Despite the seemingly insurmountable obstacles often placed in her
seems to never get tired.
Despite working in the most stressful of times, her
passion and determination never dwindle.
How does she
"I believe in God," she
"I believe He
places us where He
wants us to be.
There are times when you don't have anybody else but God [to depend on.]" She
also believes that "until it's time for you to leave, you'll always be brought back to that same place.
It's like Groundhog Day.
That's how it's been for me.
The good part is that I'm always grateful that I got put back."
For people like Dr. Gaddist
the biggest challenge is not to keep working, but what to do after giving up the reins to someone else.
"Personally I look forward to turning this organization over to someone, and hope it survives," she
"That would be the true test of what I sought to achieve, that the work will continue.
If it doesn't continue there's something I didn't do or something I should have done better."
doesn't want to leave the impression that there has been no progress in fighting AIDS, in particular, in the South, because, despite all the challenges, progress has been made.
"Not as quickly as we would like," Gaddist
says, "but I don't know any social change that's ever occurred without years of struggle.

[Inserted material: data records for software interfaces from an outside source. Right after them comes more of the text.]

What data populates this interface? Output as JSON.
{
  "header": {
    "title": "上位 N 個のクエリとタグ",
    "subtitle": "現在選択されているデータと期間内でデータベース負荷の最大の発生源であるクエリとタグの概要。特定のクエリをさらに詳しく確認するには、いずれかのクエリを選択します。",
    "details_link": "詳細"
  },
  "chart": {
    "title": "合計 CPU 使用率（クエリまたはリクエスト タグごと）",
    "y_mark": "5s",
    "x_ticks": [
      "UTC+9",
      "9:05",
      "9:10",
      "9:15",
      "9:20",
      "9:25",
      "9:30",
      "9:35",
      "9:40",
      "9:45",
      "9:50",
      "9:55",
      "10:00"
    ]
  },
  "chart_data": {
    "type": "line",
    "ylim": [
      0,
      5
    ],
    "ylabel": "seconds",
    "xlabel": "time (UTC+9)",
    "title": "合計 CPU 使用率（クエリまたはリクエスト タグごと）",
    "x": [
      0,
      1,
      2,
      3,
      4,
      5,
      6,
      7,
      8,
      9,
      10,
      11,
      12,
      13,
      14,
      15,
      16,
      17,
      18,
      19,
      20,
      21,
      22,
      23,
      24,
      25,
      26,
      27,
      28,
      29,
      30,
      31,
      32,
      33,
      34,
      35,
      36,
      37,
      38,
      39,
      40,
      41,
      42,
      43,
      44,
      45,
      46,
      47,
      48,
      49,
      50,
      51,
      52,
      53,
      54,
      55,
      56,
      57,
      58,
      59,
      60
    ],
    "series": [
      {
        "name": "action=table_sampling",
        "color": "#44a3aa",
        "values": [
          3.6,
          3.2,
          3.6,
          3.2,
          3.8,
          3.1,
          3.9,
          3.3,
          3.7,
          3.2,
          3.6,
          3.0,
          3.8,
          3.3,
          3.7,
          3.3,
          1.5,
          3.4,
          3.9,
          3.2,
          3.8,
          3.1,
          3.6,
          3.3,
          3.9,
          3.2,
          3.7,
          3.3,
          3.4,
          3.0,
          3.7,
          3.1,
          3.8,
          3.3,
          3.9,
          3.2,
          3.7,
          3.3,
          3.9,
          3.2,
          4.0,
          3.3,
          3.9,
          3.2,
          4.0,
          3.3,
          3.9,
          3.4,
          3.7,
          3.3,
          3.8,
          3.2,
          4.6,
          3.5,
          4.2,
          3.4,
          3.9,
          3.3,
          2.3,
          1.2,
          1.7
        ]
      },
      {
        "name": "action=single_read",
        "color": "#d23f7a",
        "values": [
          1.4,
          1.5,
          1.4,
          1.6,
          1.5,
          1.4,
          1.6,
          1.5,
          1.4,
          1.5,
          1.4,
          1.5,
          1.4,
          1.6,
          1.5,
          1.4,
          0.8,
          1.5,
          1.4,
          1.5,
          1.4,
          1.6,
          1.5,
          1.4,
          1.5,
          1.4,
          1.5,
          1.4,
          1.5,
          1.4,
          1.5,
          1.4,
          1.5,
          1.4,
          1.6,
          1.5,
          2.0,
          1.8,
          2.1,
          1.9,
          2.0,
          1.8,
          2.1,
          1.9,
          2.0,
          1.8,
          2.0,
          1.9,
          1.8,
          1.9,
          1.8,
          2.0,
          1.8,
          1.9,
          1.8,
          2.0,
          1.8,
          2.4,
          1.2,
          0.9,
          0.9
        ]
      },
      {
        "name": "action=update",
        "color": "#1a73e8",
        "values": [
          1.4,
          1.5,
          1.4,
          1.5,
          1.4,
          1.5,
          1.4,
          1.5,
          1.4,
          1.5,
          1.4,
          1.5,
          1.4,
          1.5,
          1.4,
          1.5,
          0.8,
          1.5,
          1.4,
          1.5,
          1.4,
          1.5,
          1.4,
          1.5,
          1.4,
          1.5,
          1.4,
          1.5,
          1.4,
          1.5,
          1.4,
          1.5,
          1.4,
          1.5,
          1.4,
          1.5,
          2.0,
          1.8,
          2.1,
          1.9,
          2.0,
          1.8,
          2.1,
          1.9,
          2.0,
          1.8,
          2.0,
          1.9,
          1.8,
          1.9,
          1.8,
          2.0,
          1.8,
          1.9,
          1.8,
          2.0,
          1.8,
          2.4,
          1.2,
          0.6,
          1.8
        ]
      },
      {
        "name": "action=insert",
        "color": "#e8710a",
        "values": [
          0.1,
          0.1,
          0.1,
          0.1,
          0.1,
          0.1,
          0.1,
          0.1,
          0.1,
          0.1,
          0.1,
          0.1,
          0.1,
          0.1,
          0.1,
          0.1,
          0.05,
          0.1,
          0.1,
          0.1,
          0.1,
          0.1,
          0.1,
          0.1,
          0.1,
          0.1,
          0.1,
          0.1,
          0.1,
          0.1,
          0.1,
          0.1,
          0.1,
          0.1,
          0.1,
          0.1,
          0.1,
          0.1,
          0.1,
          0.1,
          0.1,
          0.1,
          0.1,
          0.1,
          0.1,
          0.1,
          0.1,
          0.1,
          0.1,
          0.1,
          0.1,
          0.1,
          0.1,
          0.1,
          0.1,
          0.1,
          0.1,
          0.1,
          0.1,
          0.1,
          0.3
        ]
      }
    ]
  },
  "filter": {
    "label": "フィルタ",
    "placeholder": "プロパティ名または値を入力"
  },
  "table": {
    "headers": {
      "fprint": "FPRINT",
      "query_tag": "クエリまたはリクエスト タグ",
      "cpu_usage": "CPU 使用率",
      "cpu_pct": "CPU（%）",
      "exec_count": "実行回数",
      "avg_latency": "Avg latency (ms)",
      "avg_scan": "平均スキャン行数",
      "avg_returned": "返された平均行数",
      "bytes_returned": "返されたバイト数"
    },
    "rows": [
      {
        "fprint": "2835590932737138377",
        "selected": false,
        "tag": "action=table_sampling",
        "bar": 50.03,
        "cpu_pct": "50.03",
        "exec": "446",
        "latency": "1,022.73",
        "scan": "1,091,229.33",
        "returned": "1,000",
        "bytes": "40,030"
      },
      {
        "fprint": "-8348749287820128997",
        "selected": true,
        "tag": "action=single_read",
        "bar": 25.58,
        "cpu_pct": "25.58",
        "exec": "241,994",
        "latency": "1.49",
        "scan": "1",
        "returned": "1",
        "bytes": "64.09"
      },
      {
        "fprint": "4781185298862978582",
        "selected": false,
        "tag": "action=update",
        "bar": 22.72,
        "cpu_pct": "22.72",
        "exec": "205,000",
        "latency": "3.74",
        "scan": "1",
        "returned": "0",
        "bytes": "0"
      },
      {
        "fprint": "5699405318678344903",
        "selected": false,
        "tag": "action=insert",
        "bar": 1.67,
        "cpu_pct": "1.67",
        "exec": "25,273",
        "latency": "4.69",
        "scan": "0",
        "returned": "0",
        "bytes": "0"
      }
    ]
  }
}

For more information on Dr. Bambi Gaddist
, log on to: www.columbiaurbanleague.org.
Link to South Carolina HIV Council